*Record excerpts*
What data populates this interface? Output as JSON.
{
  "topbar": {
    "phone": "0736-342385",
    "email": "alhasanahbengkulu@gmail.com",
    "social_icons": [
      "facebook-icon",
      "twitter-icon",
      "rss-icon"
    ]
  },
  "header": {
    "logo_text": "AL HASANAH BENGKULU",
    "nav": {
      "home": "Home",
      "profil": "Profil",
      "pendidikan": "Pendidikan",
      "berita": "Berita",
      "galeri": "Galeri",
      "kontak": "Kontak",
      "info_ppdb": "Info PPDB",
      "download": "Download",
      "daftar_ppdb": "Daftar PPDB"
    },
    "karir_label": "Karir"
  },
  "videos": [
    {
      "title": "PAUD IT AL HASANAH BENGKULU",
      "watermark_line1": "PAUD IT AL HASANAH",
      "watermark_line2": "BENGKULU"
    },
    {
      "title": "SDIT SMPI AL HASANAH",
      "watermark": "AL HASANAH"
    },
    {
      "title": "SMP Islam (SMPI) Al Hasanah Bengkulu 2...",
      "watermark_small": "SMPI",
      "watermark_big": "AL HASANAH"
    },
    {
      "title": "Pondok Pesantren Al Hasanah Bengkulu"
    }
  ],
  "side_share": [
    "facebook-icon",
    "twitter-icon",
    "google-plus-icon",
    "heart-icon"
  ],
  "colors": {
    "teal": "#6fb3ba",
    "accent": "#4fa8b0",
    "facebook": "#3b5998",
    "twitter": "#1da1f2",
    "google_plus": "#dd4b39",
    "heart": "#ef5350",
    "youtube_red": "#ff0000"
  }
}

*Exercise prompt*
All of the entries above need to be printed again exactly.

*Response area*
What data populates this interface? Output as JSON.
{
  "topbar": {
    "phone": "0736-342385",
    "email": "alhasanahbengkulu@gmail.com",
    "social_icons": [
      "facebook-icon",
      "twitter-icon",
      "rss-icon"
    ]
  },
  "header": {
    "logo_text": "AL HASANAH BENGKULU",
    "nav": {
      "home": "Home",
      "profil": "Profil",
      "pendidikan": "Pendidikan",
      "berita": "Berita",
      "galeri": "Galeri",
      "kontak": "Kontak",
      "info_ppdb": "Info PPDB",
      "download": "Download",
      "daftar_ppdb": "Daftar PPDB"
    },
    "karir_label": "Karir"
  },
  "videos": [
    {
      "title": "PAUD IT AL HASANAH BENGKULU",
      "watermark_line1": "PAUD IT AL HASANAH",
      "watermark_line2": "BENGKULU"
    },
    {
      "title": "SDIT SMPI AL HASANAH",
      "watermark": "AL HASANAH"
    },
    {
      "title": "SMP Islam (SMPI) Al Hasanah Bengkulu 2...",
      "watermark_small": "SMPI",
      "watermark_big": "AL HASANAH"
    },
    {
      "title": "Pondok Pesantren Al Hasanah Bengkulu"
    }
  ],
  "side_share": [
    "facebook-icon",
    "twitter-icon",
    "google-plus-icon",
    "heart-icon"
  ],
  "colors": {
    "teal": "#6fb3ba",
    "accent": "#4fa8b0",
    "facebook": "#3b5998",
    "twitter": "#1da1f2",
    "google_plus": "#dd4b39",
    "heart": "#ef5350",
    "youtube_red": "#ff0000"
  }
}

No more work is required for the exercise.